Return all lines of the data in which the string "description" occurs.
DATA SUPPLIED: Begin
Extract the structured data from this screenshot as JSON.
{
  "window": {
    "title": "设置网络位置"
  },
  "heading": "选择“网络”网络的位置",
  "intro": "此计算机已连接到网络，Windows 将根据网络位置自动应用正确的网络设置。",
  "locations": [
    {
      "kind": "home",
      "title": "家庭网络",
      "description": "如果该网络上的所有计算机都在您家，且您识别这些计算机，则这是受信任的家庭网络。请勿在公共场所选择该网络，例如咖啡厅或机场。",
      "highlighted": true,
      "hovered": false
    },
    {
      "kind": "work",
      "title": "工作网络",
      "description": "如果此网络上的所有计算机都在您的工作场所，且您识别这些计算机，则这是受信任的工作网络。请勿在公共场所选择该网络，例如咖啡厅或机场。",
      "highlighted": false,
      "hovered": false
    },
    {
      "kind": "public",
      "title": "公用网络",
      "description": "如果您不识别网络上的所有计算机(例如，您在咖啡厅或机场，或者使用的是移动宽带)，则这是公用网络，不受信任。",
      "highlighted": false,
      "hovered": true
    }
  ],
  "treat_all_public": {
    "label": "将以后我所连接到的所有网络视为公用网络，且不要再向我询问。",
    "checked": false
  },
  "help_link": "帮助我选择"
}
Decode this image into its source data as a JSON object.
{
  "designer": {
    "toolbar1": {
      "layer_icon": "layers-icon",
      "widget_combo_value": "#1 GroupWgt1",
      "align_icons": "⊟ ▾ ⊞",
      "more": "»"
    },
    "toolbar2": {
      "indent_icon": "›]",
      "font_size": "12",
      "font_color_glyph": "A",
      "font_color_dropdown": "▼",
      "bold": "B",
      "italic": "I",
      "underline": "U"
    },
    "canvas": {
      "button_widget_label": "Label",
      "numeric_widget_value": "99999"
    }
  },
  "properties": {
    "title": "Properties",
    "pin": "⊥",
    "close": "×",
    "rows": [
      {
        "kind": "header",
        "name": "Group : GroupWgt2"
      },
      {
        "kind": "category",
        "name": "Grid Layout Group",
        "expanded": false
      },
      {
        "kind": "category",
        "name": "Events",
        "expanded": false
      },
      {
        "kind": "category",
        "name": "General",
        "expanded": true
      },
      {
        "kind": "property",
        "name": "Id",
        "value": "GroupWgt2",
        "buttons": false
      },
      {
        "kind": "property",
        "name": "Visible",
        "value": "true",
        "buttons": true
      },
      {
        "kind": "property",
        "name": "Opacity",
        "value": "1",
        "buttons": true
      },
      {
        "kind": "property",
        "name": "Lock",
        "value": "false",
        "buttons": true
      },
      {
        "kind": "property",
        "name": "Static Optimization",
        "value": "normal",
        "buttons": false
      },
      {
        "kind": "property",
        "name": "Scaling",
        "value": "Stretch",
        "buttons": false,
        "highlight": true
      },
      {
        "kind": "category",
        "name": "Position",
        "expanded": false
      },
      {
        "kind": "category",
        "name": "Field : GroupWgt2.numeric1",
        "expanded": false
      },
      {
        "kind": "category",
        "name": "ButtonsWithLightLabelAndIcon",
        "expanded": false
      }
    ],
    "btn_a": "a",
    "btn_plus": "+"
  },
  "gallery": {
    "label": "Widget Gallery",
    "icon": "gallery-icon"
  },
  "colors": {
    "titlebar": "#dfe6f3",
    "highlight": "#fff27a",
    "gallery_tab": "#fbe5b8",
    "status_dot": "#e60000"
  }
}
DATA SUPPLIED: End
▶ **WRITTEN RESPONSE**:
      "description": "如果该网络上的所有计算机都在您家，且您识别这些计算机，则这是受信任的家庭网络。请勿在公共场所选择该网络，例如咖啡厅或机场。",
      "description": "如果此网络上的所有计算机都在您的工作场所，且您识别这些计算机，则这是受信任的工作网络。请勿在公共场所选择该网络，例如咖啡厅或机场。",
      "description": "如果您不识别网络上的所有计算机(例如，您在咖啡厅或机场，或者使用的是移动宽带)，则这是公用网络，不受信任。",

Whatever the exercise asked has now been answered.